When it comes to election campaigns and gender politics there are only two policy positions, female and gender neutral; and yes, that is just a different way of saying there are no male specific policies, but is that true.
If there were male specific policies you would expect them to be gender positive – I’d like to give you an example but I can’t find one, so I’ll have to use a female positive one; like Labour’s push to move the burden of proof in rape cases, it’s gender positive toward women, negative toward men.
There is something much more subtle going on when it comes to financial policy.
The Ministry of Women’s Affairs is quite open about the fact that its current focus is on putting more money in women’s pockets to ‘supposedly’ bring them up to parity with men, and there is a well-funded policy machine to churn out ‘research’ to achieve this.
Then we have other organisations like the PSA promoting domestic violence leave read that as separation leave, Family Court leave, paid counselling leave, whatever you want to call it, it is both a financial advantage and a position of advantage to women (it will be promoted as gender neutral).
Then you have what would appear to be, simply a financial policy where gender is not relevant, such as the minimum wage, but that’s not the case, because although it is not gender positive toward women it is gender negative toward men.

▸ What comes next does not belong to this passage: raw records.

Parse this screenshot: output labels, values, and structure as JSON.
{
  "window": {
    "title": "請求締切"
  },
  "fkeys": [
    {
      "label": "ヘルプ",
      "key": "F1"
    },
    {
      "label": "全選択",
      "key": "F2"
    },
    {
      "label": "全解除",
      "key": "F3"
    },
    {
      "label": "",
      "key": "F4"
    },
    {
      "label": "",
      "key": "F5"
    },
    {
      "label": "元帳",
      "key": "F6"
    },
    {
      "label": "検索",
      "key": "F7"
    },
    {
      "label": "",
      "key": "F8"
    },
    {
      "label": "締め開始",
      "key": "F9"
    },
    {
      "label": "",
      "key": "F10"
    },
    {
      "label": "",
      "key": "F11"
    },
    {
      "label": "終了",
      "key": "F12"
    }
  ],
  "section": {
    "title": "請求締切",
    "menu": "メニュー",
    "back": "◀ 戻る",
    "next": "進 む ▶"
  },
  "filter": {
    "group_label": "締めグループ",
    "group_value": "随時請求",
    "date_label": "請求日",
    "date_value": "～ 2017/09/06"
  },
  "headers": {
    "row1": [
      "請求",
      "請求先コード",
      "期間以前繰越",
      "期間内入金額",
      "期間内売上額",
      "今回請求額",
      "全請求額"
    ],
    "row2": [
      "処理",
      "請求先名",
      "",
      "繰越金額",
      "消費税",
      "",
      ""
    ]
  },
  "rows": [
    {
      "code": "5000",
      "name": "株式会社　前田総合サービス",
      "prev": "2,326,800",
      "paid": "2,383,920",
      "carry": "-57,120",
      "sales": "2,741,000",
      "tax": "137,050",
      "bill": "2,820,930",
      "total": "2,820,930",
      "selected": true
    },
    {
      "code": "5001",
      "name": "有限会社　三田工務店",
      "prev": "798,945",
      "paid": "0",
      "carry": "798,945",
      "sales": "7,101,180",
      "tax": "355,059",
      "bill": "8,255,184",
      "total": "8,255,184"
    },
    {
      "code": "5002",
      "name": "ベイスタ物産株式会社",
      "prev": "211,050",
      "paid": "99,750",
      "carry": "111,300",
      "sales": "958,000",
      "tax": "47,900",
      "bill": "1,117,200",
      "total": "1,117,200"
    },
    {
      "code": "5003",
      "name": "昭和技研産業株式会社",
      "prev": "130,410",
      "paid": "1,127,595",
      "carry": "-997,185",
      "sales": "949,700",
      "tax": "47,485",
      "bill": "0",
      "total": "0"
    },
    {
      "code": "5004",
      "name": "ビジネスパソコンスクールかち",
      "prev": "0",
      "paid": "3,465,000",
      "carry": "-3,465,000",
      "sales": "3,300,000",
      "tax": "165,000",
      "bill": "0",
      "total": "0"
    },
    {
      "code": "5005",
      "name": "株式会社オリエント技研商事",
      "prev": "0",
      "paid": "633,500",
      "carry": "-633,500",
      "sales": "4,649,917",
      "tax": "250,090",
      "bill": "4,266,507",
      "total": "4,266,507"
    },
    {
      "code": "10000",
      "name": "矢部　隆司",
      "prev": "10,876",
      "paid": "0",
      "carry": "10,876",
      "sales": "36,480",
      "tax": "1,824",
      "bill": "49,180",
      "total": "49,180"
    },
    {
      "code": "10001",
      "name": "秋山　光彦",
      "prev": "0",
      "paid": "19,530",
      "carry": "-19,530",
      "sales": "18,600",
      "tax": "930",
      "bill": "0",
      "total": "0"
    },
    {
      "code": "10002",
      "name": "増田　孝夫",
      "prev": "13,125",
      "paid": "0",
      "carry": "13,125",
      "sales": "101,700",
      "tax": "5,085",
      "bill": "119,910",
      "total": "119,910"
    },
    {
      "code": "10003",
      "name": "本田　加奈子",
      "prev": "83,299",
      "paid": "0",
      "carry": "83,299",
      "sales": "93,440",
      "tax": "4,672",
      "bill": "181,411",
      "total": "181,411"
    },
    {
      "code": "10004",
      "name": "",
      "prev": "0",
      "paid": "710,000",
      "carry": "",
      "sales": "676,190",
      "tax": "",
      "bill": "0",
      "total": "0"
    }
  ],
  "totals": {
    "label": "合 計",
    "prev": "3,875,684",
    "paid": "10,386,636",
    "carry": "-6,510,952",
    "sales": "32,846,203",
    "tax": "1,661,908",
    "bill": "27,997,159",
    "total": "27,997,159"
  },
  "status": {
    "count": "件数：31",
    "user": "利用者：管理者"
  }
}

In the mobilisation of women into the workforce there have been some long term gradual changes, such as the numbers of graduates moving through universities, now internationally many universities are turning out more women graduates than men. We have a similar situation with pay parity, where it has taken effect over time.
Traditionally men have had to demand/fight for better wages and conditions, and we’ve had our share of scraps in New Zealand, but now the working man is expected to rely on the political protection of the minimum wage and wait for those generously gifted increments from the ruling party.
Over time it has the same effect as gender representation in the dole queue, there are considerably more men than women, and with existing policies like the DPB which keep women out of the dole queue, it’s the promotion of women’s work prospects that keep men on or close to the minimum wage.
We are a country that is fast running out of wage relativity, not only within the economy but between genders, and that leaves men unable to afford a relationship, a house, or a family.
When faced with separation and unemployment it is not hard for a man to end up on a reduced dole (because of child support) living on the equivalent of $4.00 an hour.
When you introduce policies such as domestic violence leave into the economy it creates the same disparity in the workforce as we can see in the dole figures.
Minimum wage, while it might be seen as a life saver by many amongst the masses has been one of the biggest con jobs men didn’t see coming.
Great bribe by Labour, two ticks, an extra $2 an hour in your pay packets. Sounds great, but it’s not. It will inflate the economy and disappear as quickly as it came.
I am not saying that because I am anti left wing, or support a right wing alternative. Whose memory isn’t good enough to remember the last time Labour pulled this stunt – and it didn’t win the election?
So what guys really get for their vote is the crumbs, because the cake is in the policy and that’s going to the girls, and no-one is actually providing a much needed wage relativity policy that will protect male workers from the current downward spiral we’re caught up in.
Once again the man in the street is loosing out because he’s too busy working his butt off to exist and not understanding what’s going on.
In the end there is only ever one outcome to ignoring this situation and that is a violent one, and that’s what we’ll get if men don’t start seeing the political representation they are entitled to.